LeaseLock raises $52M for security-deposit alternative

first_imgLeaseLock founders Reichen Kuhl, Derek Merrill (Photos via LeasLock; iStock/Illustration by Kevin Rebong for The Real Deal)The pressure is on to ditch rental security deposits.California-based LeaseLock is the latest startup to raise money for a security deposit alternative, pocketing $52 million from investors, the company announced Wednesday. The Series B was led by Westerly Winds, a London-based firm started by founding partners from BlackRock, and Wildcat Venture Partners.SoftBank Ventures Asia also participated, along with Vertex Ventures US, Liberty Mutual, American Family Ventures, Moderne Ventures, Strata Equity Group, Veteran Capital and Mucker Capital.Founded in 2013, LeaseLock offers insurance to landlords, replacing the need for a traditional security deposit. The product is integrated into a property management system for multifamily owners and managers. Renters can choose between three plans, starting at $19 per month to cover a $2,500/month apartment.Read moreRhino raises $95M and eyes IPO NYC pushes for security deposit alternatives Is it time to ditch security deposits? Share via Shortlink TagsrentalsRhinosecurity deposit Message* Share on FacebookShare on TwitterShare on LinkedinShare via Email Share via Shortlinkcenter_img Email Address* There is an estimated $45 billion tied up in security deposits, according to industry sources, a problem that a slew of startups has tried to tackle in recent years.“The market is shouting for a better solution to upfront housing costs,” LeaseLock’s co-founder and president Reichen Kuhl said in a statement. The funding will let the company double down on its security deposit product, and create new insurance and payment tools.In the wake of the pandemic, the company said demand for affordable housing paired with a consumer cash crunch caused a spike in demand for its product.In 2020, LeaseLock quadrupled the number of homes on its platform to 1.5 million. Customers include Greystar, Cushman Wakefield, Goldman Sachs, Harbor Group and others.Founded in 2013, LeaseLock received $1 million in seed funding in 2016 from American Family Ventures, the VC arm of the $12 billion insurance giant. It closed a $10 million Series A in 2018.It’s one of several startups pitching security deposit alternatives, along with The Guarantors, Rhino, Jetty and Obligo.In November, Obligo raised a $15.5 million Series A from investors including 83North, 10D, Entrée Capital and Viola Credit.Last month, Rhino raised $95 million from Tiger Global Management, Kairos and Lakestar.

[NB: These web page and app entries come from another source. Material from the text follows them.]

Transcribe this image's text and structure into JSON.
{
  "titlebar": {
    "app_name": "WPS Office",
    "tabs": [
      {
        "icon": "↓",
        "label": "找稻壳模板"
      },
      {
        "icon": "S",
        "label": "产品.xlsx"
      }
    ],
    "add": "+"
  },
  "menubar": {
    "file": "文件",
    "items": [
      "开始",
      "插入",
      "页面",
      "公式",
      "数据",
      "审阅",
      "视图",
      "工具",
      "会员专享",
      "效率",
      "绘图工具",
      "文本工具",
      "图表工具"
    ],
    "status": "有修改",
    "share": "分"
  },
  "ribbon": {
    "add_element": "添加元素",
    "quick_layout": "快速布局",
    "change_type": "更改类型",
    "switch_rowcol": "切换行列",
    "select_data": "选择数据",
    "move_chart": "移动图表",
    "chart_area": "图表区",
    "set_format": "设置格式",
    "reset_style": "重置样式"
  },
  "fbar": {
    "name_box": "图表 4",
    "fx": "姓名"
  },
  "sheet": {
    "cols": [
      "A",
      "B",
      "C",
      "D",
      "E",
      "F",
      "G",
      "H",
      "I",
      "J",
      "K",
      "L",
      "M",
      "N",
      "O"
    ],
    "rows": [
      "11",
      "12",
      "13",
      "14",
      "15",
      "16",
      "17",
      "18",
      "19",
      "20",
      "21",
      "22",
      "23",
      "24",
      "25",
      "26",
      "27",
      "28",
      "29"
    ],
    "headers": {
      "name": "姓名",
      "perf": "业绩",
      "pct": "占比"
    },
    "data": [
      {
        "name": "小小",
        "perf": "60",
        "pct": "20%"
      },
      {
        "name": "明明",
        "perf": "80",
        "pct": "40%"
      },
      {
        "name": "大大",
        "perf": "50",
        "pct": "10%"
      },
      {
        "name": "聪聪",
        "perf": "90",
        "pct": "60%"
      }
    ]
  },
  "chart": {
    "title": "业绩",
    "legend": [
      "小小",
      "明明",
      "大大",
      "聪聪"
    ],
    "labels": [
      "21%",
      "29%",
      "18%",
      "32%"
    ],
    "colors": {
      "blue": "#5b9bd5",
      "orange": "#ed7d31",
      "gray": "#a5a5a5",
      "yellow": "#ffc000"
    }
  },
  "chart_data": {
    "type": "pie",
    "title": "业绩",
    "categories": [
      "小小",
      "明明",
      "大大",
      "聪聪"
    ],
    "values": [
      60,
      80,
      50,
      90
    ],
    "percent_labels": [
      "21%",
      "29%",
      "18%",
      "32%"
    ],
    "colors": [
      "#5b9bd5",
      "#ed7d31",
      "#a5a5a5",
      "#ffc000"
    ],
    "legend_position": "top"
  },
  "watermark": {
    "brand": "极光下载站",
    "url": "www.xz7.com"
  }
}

The round, which valued Rhino at $500 million, is likely to be the final one before the company goes public, co-founder Ankur Jain said.Rhino charges renters a small monthly fee to cover an insurance policy for landlords. For a $1,000/month apartment, the monthly fee would be $5.Contact E.B. Solomont Full Name*last_img read more